Metal-oxide-semiconductor field effect transistor (MOSFET) is the device of choice and elementary building block of modern computers. Acting as tiny switches within computers, smartphones, and many other electronic devices, MOSFETs enable society in the twenty-first century to function quickly and efficiently. As progressing technology has demanded faster switching and power efficiency, MOSFET devices have rapidly scaled down in size. Scaling down in size offers many benefits, such as faster switching, lower power consumption, and higher chip density.

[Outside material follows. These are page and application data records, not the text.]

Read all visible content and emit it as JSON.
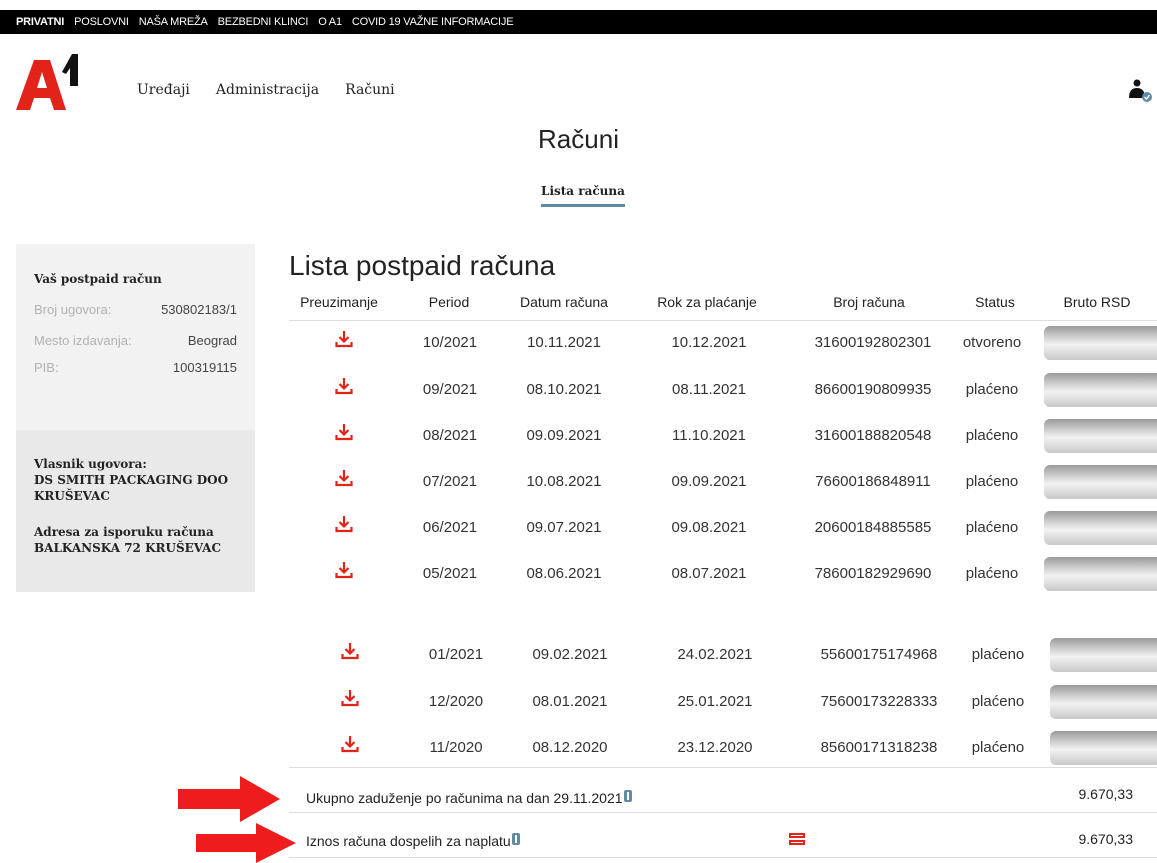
{
  "topnav": {
    "items": [
      "PRIVATNI",
      "POSLOVNI",
      "NAŠA MREŽA",
      "BEZBEDNI KLINCI",
      "O A1",
      "COVID 19 VAŽNE INFORMACIJE"
    ]
  },
  "header": {
    "logo_icon": "a1-logo-icon",
    "nav": [
      "Uređaji",
      "Administracija",
      "Računi"
    ],
    "user_icon": "user-icon"
  },
  "page": {
    "title": "Računi",
    "subtab": "Lista računa"
  },
  "sidebar": {
    "title": "Vaš postpaid račun",
    "rows": [
      {
        "label": "Broj ugovora:",
        "value": "530802183/1"
      },
      {
        "label": "Mesto izdavanja:",
        "value": "Beograd"
      },
      {
        "label": "PIB:",
        "value": "100319115"
      }
    ],
    "owner_label": "Vlasnik ugovora:",
    "owner_name": "DS SMITH PACKAGING DOO KRUŠEVAC",
    "address_label": "Adresa za isporuku računa",
    "address_value": "BALKANSKA 72 KRUŠEVAC"
  },
  "list": {
    "title": "Lista postpaid računa",
    "headers": [
      "Preuzimanje",
      "Period",
      "Datum računa",
      "Rok za plaćanje",
      "Broj računa",
      "Status",
      "Bruto RSD"
    ],
    "rows": [
      {
        "period": "10/2021",
        "date": "10.11.2021",
        "due": "10.12.2021",
        "number": "31600192802301",
        "status": "otvoreno"
      },
      {
        "period": "09/2021",
        "date": "08.10.2021",
        "due": "08.11.2021",
        "number": "86600190809935",
        "status": "plaćeno"
      },
      {
        "period": "08/2021",
        "date": "09.09.2021",
        "due": "11.10.2021",
        "number": "31600188820548",
        "status": "plaćeno"
      },
      {
        "period": "07/2021",
        "date": "10.08.2021",
        "due": "09.09.2021",
        "number": "76600186848911",
        "status": "plaćeno"
      },
      {
        "period": "06/2021",
        "date": "09.07.2021",
        "due": "09.08.2021",
        "number": "20600184885585",
        "status": "plaćeno"
      },
      {
        "period": "05/2021",
        "date": "08.06.2021",
        "due": "08.07.2021",
        "number": "78600182929690",
        "status": "plaćeno"
      },
      {
        "period": "01/2021",
        "date": "09.02.2021",
        "due": "24.02.2021",
        "number": "55600175174968",
        "status": "plaćeno"
      },
      {
        "period": "12/2020",
        "date": "08.01.2021",
        "due": "25.01.2021",
        "number": "75600173228333",
        "status": "plaćeno"
      },
      {
        "period": "11/2020",
        "date": "08.12.2020",
        "due": "23.12.2020",
        "number": "85600171318238",
        "status": "plaćeno"
      }
    ]
  },
  "summary": {
    "total_label": "Ukupno zaduženje po računima na dan 29.11.2021",
    "total_value": "9.670,33",
    "due_label": "Iznos računa dospelih za naplatu",
    "due_value": "9.670,33"
  },
  "colors": {
    "accent_red": "#e2231a",
    "accent_blue": "#5f8aa6",
    "arrow_red": "#ee1c1c"
  }
}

However, this size reduction presents some design challenges, as very small devices have different characteristics, problems, and considerations than their larger counterparts.

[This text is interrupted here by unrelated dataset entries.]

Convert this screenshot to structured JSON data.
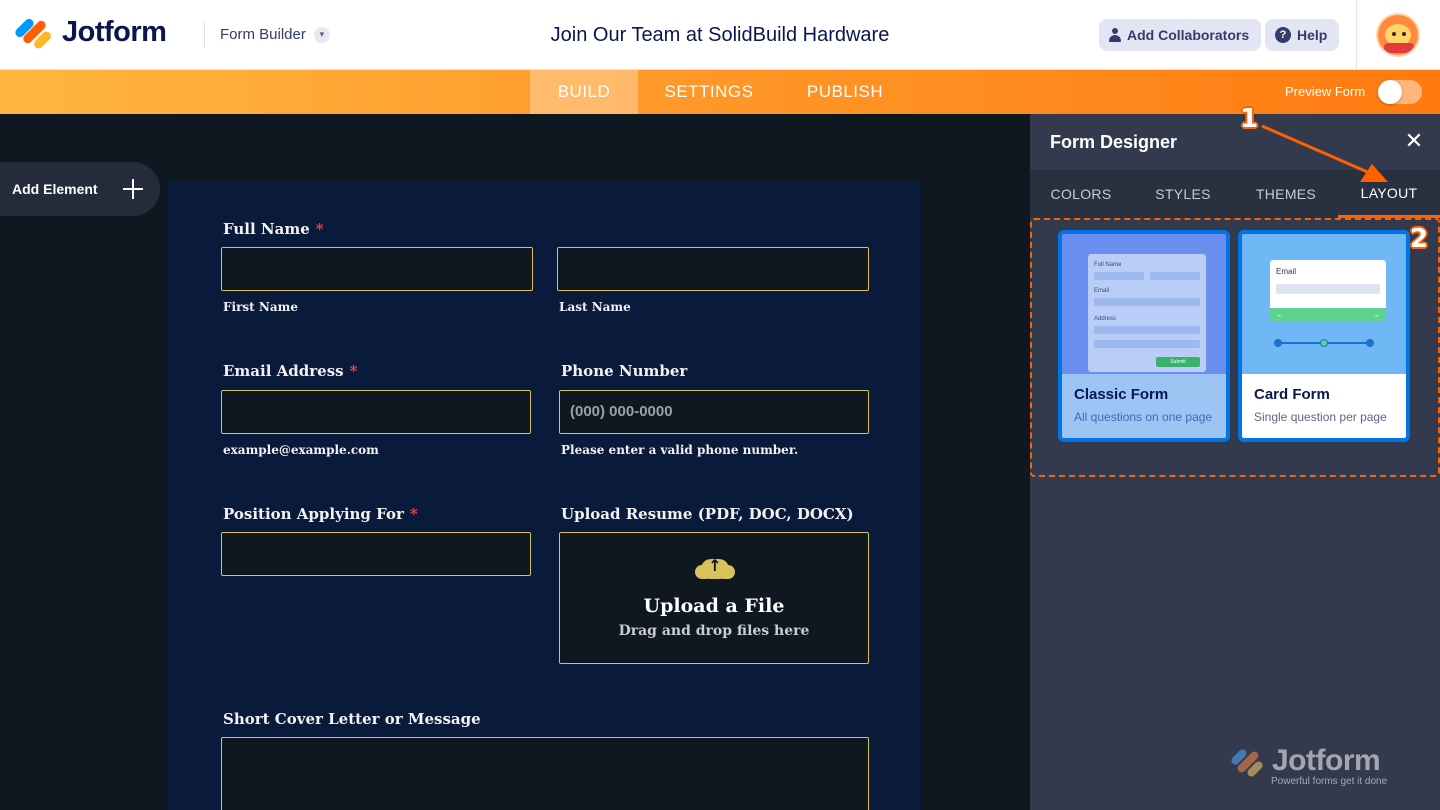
{
  "header": {
    "brand": "Jotform",
    "builder_label": "Form Builder",
    "form_title": "Join Our Team at SolidBuild Hardware",
    "add_collaborators": "Add Collaborators",
    "help": "Help"
  },
  "nav": {
    "tabs": [
      "BUILD",
      "SETTINGS",
      "PUBLISH"
    ],
    "active": "BUILD",
    "preview_label": "Preview Form",
    "preview_on": false
  },
  "sidebar": {
    "add_element": "Add Element"
  },
  "form": {
    "full_name": {
      "label": "Full Name",
      "required": "*",
      "first": "First Name",
      "last": "Last Name"
    },
    "email": {
      "label": "Email Address",
      "required": "*",
      "sublabel": "example@example.com"
    },
    "phone": {
      "label": "Phone Number",
      "placeholder": "(000) 000-0000",
      "sublabel": "Please enter a valid phone number."
    },
    "position": {
      "label": "Position Applying For",
      "required": "*"
    },
    "resume": {
      "label": "Upload Resume (PDF, DOC, DOCX)",
      "button": "Upload a File",
      "hint": "Drag and drop files here"
    },
    "cover": {
      "label": "Short Cover Letter or Message"
    }
  },
  "designer": {
    "title": "Form Designer",
    "tabs": [
      "COLORS",
      "STYLES",
      "THEMES",
      "LAYOUT"
    ],
    "active_tab": "LAYOUT",
    "layouts": [
      {
        "title": "Classic Form",
        "subtitle": "All questions on one page"
      },
      {
        "title": "Card Form",
        "subtitle": "Single question per page"
      }
    ],
    "classic_thumb": {
      "full_name": "Full Name",
      "email": "Email",
      "address": "Address",
      "submit": "Submit"
    },
    "card_thumb": {
      "email": "Email",
      "prev": "←",
      "next": "→"
    }
  },
  "annotations": [
    "1",
    "2"
  ],
  "watermark": {
    "brand": "Jotform",
    "tagline": "Powerful forms get it done"
  },
  "colors": {
    "accent": "#ff6100",
    "brand_navy": "#0a1551",
    "field_border": "#d8c25a",
    "form_bg": "#0a1a3a",
    "required": "#ff4040"
  }
}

Here the Synopsys Sentaurus Process and Device software was used to simulate the design and fabrication of modern short channel MOSFET devices. MOSFETs are 4 terminal devices which are fabricated on silicon wafer using different materials, process masks, and doping. I created three different devices throughout my project: an n-channel MOSFET (NMOS), a p-channel MOSFET (PMOS), and a PMOS with SiGe heterojunctions. The simulations for the electrical performance of these devices included characteristic graphs to obtain parameters such as threshold voltage, leakage current, channel length modulation parameter, and subthreshold swing. Results will be presented.